NORFOLK, Va. (WAVY) – The numbers are staggering. The Centers for Disease Control and Prevention shows at least 465 cases of measles have been reported in the United States since January 1 of this year.
According to the CDC, that is 78 more cases than the number reported the previous week.
While Virginia is not among the states reporting cases, local doctors are asking parents to make sure their children are vaccinated. In fact, the Children’s Hospital of the King’s Daughters has started calling parents who have not vaccinated their children.
Doctor John Harrington is a pediatrician with General Academic Pediatrics at CHKD. He says the hospital and its entire medical group is preparing for the worst.
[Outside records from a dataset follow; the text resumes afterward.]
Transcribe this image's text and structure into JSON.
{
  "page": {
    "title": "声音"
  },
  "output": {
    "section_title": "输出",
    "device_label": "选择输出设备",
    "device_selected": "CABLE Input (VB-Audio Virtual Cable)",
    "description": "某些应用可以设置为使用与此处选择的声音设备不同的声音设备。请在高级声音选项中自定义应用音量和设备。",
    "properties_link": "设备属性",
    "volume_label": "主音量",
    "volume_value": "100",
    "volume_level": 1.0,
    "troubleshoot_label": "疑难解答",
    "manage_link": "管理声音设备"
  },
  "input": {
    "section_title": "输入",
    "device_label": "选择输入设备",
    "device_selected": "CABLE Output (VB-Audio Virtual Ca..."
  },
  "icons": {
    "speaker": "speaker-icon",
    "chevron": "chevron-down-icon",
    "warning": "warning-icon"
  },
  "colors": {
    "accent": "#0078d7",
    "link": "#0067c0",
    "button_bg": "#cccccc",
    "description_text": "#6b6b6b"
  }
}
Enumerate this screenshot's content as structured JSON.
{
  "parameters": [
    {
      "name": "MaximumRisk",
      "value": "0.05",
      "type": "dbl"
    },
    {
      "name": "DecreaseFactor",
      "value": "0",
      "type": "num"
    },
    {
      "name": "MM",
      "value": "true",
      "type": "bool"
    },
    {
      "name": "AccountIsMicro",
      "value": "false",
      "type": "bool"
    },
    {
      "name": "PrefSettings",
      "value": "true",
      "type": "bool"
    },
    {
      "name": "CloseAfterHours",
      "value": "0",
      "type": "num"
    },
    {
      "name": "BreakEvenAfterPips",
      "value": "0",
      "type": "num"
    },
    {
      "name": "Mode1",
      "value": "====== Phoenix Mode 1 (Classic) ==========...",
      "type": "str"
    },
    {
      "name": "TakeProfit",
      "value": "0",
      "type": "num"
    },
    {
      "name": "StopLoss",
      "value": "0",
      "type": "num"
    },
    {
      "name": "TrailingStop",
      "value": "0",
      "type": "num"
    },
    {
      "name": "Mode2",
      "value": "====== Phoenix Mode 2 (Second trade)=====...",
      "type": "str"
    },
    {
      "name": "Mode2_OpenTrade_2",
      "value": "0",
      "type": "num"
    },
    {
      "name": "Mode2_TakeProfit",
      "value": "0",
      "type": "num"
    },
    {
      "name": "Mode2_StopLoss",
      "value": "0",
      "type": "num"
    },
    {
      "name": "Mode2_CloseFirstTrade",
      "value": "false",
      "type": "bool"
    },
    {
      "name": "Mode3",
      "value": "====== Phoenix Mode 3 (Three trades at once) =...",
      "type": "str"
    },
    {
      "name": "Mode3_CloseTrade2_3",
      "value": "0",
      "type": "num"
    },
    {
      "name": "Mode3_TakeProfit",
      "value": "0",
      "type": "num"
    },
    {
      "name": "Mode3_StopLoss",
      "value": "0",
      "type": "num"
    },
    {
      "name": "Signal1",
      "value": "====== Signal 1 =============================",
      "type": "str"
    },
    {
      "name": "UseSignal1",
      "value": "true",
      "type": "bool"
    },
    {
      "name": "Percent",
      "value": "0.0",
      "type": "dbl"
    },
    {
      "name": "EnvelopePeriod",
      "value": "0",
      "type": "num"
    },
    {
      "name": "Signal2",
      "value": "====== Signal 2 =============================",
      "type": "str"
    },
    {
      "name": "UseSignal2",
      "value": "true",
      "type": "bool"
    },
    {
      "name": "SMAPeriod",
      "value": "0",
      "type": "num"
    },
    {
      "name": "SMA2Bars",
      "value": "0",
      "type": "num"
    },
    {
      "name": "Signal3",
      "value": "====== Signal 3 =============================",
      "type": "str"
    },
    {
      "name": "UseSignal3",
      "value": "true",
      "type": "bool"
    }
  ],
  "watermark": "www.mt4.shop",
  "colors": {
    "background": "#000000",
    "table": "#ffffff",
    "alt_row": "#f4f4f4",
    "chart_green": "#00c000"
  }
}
“We are predicting that there could possible be an outbreak of measles here, so we are preparing for that,” said Dr. Harrington. “We are reaching out [and calling] all the kids who have not their MMR who are over age 1 or over age 4, and haven’t had their booster, and we are sending them information to say, please come in and get your vaccination.”
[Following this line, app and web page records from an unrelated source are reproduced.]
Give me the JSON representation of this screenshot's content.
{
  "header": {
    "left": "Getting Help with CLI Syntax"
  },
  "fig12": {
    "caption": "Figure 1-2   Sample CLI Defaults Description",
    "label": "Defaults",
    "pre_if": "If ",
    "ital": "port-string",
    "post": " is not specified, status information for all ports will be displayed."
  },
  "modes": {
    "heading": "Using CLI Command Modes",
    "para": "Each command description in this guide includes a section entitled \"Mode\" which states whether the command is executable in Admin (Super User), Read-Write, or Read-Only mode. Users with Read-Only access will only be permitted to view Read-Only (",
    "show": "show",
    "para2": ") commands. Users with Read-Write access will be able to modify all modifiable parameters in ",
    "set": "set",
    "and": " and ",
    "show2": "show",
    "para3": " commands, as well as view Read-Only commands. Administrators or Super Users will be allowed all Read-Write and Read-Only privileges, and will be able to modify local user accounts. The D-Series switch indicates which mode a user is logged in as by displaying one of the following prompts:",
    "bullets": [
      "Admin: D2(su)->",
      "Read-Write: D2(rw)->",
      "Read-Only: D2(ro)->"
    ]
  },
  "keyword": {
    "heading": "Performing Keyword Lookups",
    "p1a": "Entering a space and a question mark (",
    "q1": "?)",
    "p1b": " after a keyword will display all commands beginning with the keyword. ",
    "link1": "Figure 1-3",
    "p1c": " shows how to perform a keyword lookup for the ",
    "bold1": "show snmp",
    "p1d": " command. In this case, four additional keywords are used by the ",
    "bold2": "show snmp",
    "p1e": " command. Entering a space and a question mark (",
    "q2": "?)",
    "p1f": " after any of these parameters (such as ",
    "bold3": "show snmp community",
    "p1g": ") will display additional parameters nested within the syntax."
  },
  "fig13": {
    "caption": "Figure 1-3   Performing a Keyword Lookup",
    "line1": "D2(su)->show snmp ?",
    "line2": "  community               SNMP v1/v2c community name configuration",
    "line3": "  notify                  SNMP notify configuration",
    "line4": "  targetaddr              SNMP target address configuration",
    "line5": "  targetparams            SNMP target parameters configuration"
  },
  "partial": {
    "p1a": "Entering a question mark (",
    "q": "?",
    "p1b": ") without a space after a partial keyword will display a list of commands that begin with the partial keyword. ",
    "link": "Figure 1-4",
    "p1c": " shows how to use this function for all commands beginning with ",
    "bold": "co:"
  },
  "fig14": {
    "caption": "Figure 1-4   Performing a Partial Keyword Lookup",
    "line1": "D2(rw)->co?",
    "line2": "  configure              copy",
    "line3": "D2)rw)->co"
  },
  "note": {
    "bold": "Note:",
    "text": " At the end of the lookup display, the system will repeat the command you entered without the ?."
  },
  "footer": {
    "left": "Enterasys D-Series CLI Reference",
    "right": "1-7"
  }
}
The most common measles symptoms include fever, runny nose and red eyes, then a rash.
“And then by then, it’s already been spread, so that’s the problem with measles, and that’s why people should get their immunizations,” said Harrington. “If you are in a room with someone who has measles, you have a 90 percent chance of getting it.”
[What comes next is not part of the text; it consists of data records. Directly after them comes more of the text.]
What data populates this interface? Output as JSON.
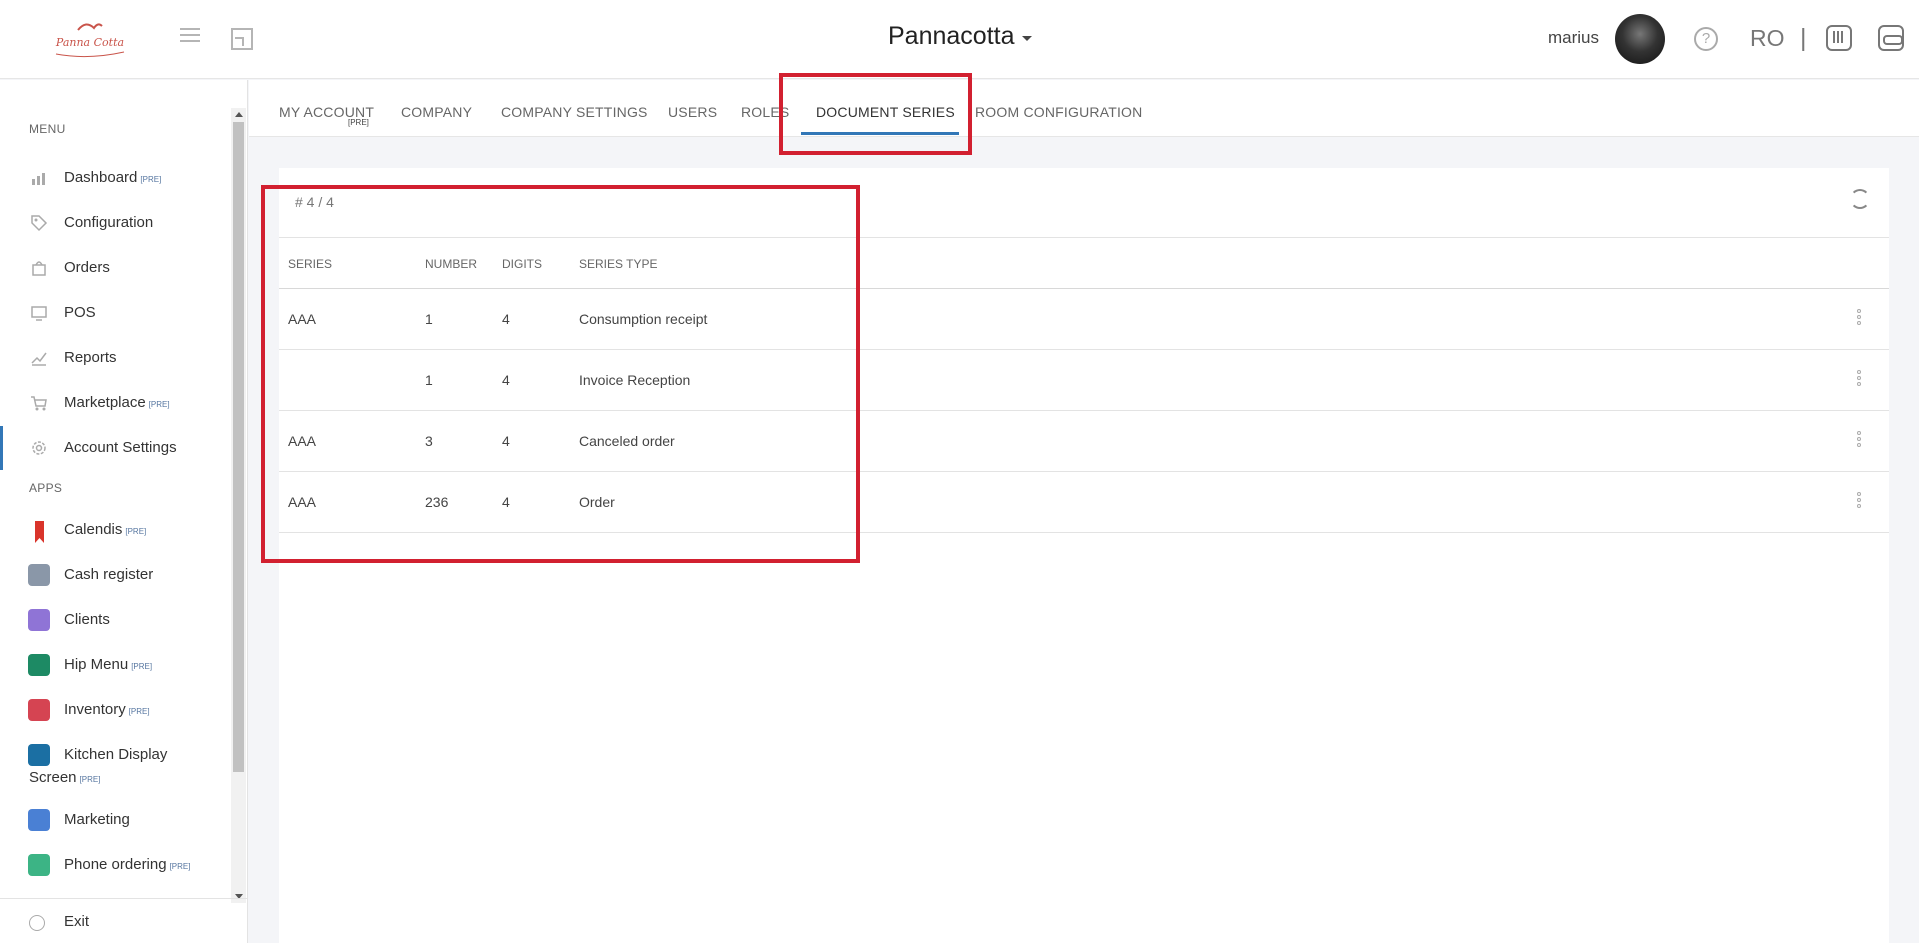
{
  "header": {
    "logo_text": "Panna Cotta",
    "brand": "Pannacotta",
    "username": "marius",
    "language": "RO",
    "separator": "|"
  },
  "sidebar": {
    "menu_label": "MENU",
    "menu_items": [
      {
        "label": "Dashboard",
        "pre": "[PRE]",
        "icon": "bar-chart-icon"
      },
      {
        "label": "Configuration",
        "pre": "",
        "icon": "tag-icon"
      },
      {
        "label": "Orders",
        "pre": "",
        "icon": "bag-icon"
      },
      {
        "label": "POS",
        "pre": "",
        "icon": "monitor-icon"
      },
      {
        "label": "Reports",
        "pre": "",
        "icon": "line-chart-icon"
      },
      {
        "label": "Marketplace",
        "pre": "[PRE]",
        "icon": "cart-icon"
      },
      {
        "label": "Account Settings",
        "pre": "",
        "icon": "gear-icon"
      }
    ],
    "apps_label": "APPS",
    "app_items": [
      {
        "label": "Calendis",
        "pre": "[PRE]",
        "color": "#d9342b"
      },
      {
        "label": "Cash register",
        "pre": "",
        "color": "#8a97a8"
      },
      {
        "label": "Clients",
        "pre": "",
        "color": "#8f74d6"
      },
      {
        "label": "Hip Menu",
        "pre": "[PRE]",
        "color": "#1d8a64"
      },
      {
        "label": "Inventory",
        "pre": "[PRE]",
        "color": "#d54452"
      },
      {
        "label": "Kitchen Display",
        "label2": "Screen",
        "pre": "[PRE]",
        "color": "#1b6fa3"
      },
      {
        "label": "Marketing",
        "pre": "",
        "color": "#4a80d4"
      },
      {
        "label": "Phone ordering",
        "pre": "[PRE]",
        "color": "#3cb485"
      }
    ],
    "exit_label": "Exit"
  },
  "tabs": [
    {
      "label": "MY ACCOUNT"
    },
    {
      "label": "COMPANY"
    },
    {
      "label": "COMPANY SETTINGS"
    },
    {
      "label": "USERS"
    },
    {
      "label": "ROLES"
    },
    {
      "label": "DOCUMENT SERIES"
    },
    {
      "label": "ROOM CONFIGURATION"
    }
  ],
  "tab_pre": "[PRE]",
  "active_tab": "DOCUMENT SERIES",
  "table": {
    "count": "# 4 / 4",
    "columns": [
      "SERIES",
      "NUMBER",
      "DIGITS",
      "SERIES TYPE"
    ],
    "rows": [
      {
        "series": "AAA",
        "number": "1",
        "digits": "4",
        "type": "Consumption receipt"
      },
      {
        "series": "",
        "number": "1",
        "digits": "4",
        "type": "Invoice Reception"
      },
      {
        "series": "AAA",
        "number": "3",
        "digits": "4",
        "type": "Canceled order"
      },
      {
        "series": "AAA",
        "number": "236",
        "digits": "4",
        "type": "Order"
      }
    ]
  },
  "colors": {
    "accent": "#3277b7",
    "highlight": "#d22030"
  }
}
Florida, Indiana, Massachusetts and Nevada reported their first cases of measles this year, bringing the total number of states reporting cases to 19. According to the CDC, the other states that have reported measles cases this year are Arizona, California, Colorado, Connecticut, Georgia, Illinois, Kentucky, Michigan, Missouri, New Hampshire, New Jersey, New York, Oregon, Texas and Washington.
It’s risen to the status of a public health emergency in New York City. Mayor Bill de Blasio ordered mandatory vaccinations Tuesday for unvaccinated people living in select zip codes.
The CDC lists four top things parents need to know about measles.
- Measles can be serious. About 1 in 4 people in the U.S. who get measles will be hospitalized. The most common measles symptoms include: fever, rash, runny nose and red eyes.
- Measles is very contagious. It is so contagious that if one person has it, 9 out of the 10 people around him or her will also become infected if they are not protected.
- A child can still get measles in the United States. Measles was declared eliminated from the U.S. in 2000 thanks to a highly effective vaccination program. But every year, measles is brought into the U.S. by unvaccinated travelers who get the disease while in other countries.
- You have the power to protect your child. The best protection against measles is a safe and effective vaccine, the measles-mumps-rubella (MMR) vaccine. A child needs two doses of MMR. The first dose at 12 through 15 months old and the second dose between the ages of 4 and 6.